HOW TO COMPLETE THIS TASK:
Extract each line holding the word "结合实例" from the entries.

Stored records
################
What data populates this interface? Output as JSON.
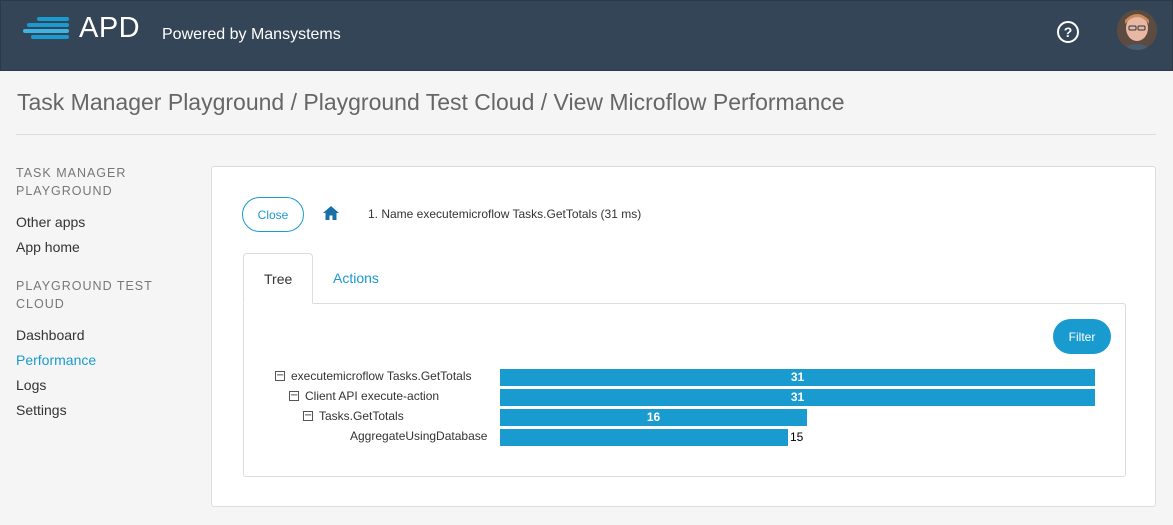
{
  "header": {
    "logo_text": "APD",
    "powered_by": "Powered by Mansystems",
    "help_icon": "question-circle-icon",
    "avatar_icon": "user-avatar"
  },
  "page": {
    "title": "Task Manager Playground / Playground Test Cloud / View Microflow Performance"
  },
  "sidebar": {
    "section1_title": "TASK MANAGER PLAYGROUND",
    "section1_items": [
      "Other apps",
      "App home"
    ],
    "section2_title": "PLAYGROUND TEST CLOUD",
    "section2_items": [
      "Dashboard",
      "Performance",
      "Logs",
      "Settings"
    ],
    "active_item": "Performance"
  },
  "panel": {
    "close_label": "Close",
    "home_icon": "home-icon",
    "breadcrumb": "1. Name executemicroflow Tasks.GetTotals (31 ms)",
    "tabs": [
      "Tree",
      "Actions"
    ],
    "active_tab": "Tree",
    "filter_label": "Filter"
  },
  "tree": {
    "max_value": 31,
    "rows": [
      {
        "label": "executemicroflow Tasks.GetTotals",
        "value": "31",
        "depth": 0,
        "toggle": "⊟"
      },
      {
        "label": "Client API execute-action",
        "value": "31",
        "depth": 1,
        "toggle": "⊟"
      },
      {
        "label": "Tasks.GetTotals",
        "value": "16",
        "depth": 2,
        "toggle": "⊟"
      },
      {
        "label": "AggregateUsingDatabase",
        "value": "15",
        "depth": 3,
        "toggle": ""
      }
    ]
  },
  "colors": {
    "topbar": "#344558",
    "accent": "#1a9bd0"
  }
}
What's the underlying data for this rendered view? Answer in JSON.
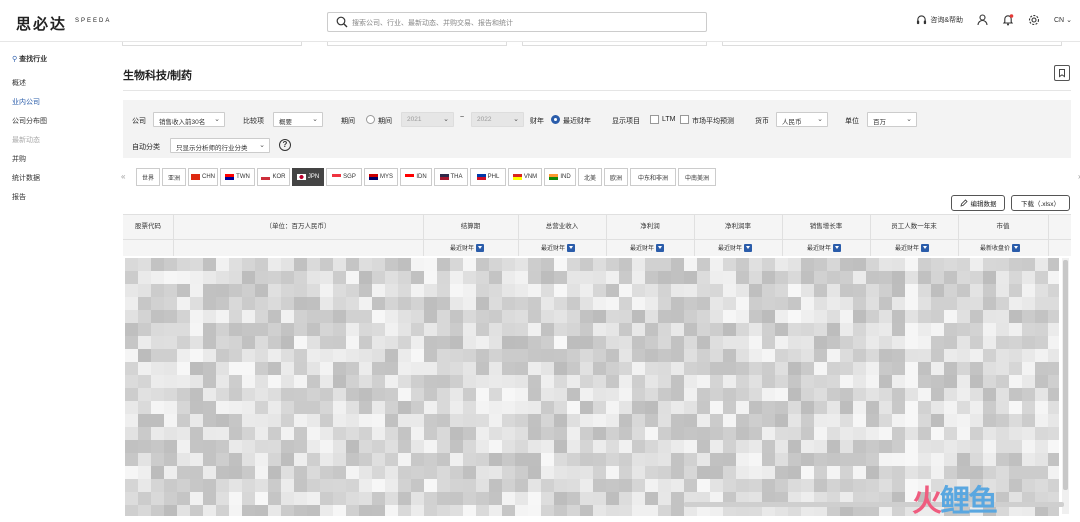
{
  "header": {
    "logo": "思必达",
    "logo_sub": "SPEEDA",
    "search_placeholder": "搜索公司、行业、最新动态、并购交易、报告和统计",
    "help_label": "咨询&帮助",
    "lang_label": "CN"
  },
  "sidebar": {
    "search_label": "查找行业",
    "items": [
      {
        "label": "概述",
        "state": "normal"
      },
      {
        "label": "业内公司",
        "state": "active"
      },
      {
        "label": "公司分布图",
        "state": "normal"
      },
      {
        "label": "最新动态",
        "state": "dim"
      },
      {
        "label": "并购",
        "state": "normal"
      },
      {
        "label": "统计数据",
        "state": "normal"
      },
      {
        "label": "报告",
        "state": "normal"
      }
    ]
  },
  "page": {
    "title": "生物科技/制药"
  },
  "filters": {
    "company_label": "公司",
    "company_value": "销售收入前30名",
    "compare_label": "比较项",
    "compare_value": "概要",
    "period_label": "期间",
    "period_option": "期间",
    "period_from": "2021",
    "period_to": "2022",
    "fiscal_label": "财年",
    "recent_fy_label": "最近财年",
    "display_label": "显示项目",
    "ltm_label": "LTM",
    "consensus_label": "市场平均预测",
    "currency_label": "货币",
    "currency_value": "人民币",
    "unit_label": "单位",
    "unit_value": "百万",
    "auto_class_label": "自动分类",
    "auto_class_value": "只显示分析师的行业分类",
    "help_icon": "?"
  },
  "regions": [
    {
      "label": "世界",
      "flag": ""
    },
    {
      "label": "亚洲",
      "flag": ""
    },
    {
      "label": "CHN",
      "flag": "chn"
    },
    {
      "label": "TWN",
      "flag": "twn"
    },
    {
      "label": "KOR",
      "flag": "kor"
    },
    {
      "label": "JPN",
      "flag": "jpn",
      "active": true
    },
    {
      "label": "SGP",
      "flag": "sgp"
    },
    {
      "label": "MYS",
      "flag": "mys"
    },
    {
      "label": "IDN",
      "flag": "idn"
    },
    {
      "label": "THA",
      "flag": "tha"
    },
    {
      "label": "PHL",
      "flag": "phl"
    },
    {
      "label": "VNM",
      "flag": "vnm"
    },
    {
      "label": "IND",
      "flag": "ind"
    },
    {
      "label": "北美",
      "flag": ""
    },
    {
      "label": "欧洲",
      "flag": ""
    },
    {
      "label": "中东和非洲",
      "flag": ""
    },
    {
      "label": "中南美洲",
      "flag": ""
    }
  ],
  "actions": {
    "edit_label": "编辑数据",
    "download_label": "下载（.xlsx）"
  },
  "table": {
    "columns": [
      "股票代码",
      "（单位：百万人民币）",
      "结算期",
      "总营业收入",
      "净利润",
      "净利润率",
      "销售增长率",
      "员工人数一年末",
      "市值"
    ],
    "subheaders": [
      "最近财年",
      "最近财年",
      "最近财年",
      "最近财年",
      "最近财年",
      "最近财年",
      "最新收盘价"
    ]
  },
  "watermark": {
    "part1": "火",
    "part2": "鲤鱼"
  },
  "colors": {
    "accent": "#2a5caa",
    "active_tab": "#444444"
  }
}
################
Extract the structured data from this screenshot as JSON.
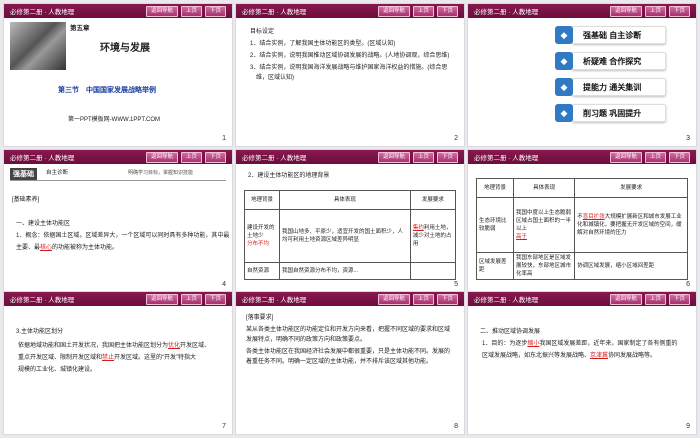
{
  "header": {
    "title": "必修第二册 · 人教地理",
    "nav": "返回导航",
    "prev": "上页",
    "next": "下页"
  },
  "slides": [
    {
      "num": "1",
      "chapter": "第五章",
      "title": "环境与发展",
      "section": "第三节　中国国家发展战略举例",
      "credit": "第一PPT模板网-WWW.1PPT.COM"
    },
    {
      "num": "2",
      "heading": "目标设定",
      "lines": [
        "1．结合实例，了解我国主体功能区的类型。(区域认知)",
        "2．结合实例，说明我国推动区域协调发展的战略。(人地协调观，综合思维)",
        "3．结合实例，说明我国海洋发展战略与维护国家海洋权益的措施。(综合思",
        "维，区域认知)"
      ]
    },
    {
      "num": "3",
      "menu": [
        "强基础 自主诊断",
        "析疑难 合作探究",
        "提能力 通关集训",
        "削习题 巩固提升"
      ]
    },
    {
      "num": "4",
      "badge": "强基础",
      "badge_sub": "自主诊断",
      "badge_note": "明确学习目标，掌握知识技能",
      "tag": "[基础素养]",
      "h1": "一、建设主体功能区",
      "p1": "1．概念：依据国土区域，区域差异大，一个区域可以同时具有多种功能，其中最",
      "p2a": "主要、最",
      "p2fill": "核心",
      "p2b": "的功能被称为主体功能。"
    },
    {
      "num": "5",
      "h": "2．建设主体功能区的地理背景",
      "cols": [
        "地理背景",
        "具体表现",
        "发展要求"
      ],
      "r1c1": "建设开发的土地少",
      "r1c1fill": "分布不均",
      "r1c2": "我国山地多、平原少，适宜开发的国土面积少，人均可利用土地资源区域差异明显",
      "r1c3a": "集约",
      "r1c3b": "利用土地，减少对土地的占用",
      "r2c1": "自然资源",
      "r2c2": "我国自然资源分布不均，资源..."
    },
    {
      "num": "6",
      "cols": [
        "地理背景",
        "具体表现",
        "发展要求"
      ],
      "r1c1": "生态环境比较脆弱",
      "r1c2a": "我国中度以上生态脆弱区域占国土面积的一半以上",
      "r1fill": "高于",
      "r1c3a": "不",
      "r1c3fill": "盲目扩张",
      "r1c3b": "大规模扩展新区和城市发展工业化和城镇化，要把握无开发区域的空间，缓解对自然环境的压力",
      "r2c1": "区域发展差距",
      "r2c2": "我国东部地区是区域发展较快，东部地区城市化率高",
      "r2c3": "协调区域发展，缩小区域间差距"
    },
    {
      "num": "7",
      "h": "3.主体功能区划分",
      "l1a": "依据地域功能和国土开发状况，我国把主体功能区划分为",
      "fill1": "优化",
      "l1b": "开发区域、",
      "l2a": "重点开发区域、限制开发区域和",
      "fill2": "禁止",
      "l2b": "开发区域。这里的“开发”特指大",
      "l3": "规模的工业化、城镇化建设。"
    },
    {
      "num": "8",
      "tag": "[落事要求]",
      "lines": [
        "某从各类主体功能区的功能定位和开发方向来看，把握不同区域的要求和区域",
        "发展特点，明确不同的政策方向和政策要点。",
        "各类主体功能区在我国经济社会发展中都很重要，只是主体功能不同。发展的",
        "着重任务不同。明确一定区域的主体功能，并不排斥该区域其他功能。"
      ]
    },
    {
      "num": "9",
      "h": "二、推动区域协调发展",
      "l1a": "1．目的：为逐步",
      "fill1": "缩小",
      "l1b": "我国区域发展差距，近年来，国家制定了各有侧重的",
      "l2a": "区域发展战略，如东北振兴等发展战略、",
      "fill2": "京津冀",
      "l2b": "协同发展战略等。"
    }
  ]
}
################
EXPECTED ANSWER:
        "1．结合实例，了解我国主体功能区的类型。(区域认知)",
        "2．结合实例，说明我国推动区域协调发展的战略。(人地协调观，综合思维)",
        "3．结合实例，说明我国海洋发展战略与维护国家海洋权益的措施。(综合思",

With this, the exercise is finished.